The Basics of Poker
Poker is a card game for two or more players. It is a game of chance, but it also relies on skill. The goal of the game is to make a winning hand of five cards. A good poker hand will contain a combination of high and low cards. A good poker player will be able to read the other players and their betting patterns. This will allow them to make decisions that improve their chances of winning.
There are many different variations of poker, but all share the same basic rules. The game is played between two or more players and the object of the game is to win a pot (i.e. the sum of all bets) by having the highest-ranked poker hand at the end of a series of betting rounds. The game starts with each player being dealt two cards, called hole cards. A round of betting then begins, with each player placing a mandatory bet before seeing their cards. This creates a pot and encourages competition.
Once all players have their hands, the next phase of the poker game begins with the flop. A third card is then placed face up on the table, known as the turn. Another round of betting then occurs, starting with the player to the left of the dealer.
The fourth and final stage of the game is called the river. This is where the fifth and final community card is revealed. A final round of betting takes place and the player with the highest-ranking poker hand is declared the winner of the pot.
In addition to learning the game’s rules, a good poker player will understand how to read other players and their betting patterns. They will also be able to use this information when deciding whether or not to call or raise a bet. By understanding the other players, a good poker player will be able to increase their chances of winning by making calls that other players will not fold.
While luck does play a role in poker, the majority of the game is about reading other players and making intelligent bets. A good poker player will be able make moves that other players would not expect based on their previous betting habits. They will also be able to predict what type of poker hand an opponent has and adjust their own strategy accordingly.

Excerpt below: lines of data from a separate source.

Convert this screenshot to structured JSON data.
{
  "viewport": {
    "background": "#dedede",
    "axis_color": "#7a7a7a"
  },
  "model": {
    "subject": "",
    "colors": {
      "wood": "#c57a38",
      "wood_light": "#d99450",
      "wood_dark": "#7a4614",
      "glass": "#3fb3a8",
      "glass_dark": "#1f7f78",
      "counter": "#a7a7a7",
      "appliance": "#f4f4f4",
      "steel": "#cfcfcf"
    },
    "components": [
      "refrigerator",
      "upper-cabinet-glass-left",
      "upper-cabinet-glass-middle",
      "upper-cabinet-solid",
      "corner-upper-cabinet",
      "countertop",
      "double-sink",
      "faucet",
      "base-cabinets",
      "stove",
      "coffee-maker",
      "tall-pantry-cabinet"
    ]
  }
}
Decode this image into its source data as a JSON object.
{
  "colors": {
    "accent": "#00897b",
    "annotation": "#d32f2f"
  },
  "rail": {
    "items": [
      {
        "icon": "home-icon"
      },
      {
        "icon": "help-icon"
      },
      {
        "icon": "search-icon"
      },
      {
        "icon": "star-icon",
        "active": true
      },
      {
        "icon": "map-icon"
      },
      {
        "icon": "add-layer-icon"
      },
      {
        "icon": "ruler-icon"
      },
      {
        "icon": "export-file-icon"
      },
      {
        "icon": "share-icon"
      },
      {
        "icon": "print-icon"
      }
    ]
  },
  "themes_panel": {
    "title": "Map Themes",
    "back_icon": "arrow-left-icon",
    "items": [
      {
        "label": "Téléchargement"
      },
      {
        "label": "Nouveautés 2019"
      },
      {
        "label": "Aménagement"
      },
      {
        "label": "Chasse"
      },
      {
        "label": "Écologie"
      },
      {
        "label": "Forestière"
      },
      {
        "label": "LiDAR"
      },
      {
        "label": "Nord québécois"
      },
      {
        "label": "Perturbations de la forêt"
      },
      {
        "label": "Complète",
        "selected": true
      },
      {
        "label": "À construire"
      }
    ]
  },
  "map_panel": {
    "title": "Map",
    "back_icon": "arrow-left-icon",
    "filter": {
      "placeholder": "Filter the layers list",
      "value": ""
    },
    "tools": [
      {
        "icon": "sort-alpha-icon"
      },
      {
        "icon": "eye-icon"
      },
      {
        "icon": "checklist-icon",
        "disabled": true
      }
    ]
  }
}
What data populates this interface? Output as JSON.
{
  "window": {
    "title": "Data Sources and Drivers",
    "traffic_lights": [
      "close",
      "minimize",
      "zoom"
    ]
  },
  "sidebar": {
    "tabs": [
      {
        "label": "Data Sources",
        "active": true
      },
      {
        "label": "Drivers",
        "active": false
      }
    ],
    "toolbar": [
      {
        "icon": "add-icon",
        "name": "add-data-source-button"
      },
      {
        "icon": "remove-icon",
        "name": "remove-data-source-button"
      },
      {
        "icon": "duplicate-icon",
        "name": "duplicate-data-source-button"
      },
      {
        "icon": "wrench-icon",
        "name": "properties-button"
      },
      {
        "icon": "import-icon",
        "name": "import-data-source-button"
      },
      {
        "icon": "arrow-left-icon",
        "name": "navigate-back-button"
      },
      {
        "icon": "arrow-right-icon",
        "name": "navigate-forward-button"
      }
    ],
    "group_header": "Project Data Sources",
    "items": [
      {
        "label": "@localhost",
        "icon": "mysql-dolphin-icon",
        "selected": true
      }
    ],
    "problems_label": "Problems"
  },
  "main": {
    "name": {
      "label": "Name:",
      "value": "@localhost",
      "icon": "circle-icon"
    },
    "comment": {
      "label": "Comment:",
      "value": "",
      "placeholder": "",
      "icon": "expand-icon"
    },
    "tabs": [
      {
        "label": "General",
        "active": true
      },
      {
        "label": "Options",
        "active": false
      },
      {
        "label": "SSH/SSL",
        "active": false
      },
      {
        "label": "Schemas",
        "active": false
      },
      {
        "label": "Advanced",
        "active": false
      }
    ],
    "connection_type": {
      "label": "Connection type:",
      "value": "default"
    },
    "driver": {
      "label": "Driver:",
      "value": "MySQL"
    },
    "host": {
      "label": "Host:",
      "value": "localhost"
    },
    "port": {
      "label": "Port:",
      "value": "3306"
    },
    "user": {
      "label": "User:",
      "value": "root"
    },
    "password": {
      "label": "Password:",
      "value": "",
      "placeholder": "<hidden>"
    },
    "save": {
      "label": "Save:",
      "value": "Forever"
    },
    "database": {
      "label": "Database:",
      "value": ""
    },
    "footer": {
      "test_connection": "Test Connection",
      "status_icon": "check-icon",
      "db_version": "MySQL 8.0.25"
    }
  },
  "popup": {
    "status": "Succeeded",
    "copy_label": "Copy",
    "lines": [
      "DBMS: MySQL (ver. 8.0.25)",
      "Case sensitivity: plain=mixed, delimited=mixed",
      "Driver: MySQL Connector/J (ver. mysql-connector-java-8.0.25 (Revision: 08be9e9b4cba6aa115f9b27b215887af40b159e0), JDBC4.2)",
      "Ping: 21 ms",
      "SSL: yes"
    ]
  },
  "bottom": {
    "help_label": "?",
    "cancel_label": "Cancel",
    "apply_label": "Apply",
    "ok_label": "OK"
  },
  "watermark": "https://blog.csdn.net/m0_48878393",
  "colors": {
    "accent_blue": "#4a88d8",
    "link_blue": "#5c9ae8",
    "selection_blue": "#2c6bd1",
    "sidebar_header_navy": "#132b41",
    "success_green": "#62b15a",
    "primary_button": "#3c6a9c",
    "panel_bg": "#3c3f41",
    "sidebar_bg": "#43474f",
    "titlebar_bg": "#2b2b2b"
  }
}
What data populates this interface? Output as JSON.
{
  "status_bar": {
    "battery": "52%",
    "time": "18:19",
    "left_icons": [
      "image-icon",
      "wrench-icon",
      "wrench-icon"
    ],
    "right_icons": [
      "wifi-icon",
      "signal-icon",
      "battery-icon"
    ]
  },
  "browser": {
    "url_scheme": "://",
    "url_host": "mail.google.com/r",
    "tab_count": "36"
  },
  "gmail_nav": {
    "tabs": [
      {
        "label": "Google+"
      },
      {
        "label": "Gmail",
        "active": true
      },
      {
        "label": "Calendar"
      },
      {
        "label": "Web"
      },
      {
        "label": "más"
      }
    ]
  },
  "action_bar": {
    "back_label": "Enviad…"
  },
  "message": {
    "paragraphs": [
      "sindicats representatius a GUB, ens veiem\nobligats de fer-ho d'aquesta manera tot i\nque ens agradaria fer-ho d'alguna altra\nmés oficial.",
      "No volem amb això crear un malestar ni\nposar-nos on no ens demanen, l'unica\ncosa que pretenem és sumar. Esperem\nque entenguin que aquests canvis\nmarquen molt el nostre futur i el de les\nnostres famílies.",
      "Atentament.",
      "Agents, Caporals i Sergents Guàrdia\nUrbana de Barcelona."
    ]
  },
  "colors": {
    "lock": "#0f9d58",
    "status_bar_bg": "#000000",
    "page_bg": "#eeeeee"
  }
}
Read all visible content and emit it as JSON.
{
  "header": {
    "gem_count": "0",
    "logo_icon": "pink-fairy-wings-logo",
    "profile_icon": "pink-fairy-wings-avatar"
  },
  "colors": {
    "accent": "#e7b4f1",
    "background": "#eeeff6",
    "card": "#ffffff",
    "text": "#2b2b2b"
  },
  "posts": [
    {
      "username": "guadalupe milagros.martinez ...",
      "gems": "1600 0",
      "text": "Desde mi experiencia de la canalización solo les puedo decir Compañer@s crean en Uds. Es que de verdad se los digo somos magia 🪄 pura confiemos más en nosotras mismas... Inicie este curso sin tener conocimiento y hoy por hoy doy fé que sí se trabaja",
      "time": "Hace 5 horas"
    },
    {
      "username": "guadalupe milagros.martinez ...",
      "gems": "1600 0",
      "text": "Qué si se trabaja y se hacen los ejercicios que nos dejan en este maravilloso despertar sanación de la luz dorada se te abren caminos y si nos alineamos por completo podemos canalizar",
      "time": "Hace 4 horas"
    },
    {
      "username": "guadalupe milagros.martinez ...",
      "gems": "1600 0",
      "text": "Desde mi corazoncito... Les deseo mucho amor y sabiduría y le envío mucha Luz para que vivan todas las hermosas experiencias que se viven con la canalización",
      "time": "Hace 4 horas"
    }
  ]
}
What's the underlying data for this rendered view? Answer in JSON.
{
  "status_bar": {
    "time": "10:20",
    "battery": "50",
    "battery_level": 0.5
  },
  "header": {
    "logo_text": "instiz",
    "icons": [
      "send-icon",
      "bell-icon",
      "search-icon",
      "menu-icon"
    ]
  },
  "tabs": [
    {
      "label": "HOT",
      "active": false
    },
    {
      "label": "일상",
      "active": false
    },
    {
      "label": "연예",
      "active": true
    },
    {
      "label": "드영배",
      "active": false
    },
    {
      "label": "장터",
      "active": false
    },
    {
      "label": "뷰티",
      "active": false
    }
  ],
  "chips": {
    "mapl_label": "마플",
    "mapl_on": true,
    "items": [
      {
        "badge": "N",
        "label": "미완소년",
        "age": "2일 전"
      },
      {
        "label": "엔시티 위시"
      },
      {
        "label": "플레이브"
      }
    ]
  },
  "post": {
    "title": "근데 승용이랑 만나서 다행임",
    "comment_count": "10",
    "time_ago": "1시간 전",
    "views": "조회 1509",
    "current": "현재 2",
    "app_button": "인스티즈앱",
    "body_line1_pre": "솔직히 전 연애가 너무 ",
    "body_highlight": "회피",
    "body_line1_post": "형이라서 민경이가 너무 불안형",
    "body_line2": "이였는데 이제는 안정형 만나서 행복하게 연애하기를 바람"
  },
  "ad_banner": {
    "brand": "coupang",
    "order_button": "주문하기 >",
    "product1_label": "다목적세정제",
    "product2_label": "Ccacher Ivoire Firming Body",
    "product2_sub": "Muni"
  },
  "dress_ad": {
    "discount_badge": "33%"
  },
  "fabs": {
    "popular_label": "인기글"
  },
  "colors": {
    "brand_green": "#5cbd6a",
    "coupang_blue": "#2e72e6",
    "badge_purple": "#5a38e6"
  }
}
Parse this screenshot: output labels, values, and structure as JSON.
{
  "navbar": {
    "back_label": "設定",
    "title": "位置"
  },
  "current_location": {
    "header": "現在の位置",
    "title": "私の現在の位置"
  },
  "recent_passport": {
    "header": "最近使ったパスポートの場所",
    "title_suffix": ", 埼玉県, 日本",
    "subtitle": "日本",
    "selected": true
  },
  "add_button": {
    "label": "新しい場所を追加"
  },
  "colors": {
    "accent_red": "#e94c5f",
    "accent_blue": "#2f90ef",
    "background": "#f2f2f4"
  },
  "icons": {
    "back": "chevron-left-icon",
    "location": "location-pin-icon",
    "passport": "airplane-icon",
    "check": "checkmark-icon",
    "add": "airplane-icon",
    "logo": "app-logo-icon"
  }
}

Poker is a fun and social game, but there are some important rules to follow. First and foremost, poker players should always be courteous to their fellow players and dealers. They should avoid disrupting the gameplay or arguing with other players or the dealer. They should also be sure to tip the dealer. This way, everyone will have a positive experience at the table. Finally, it is essential to learn poker etiquette, which is very similar to general social etiquette.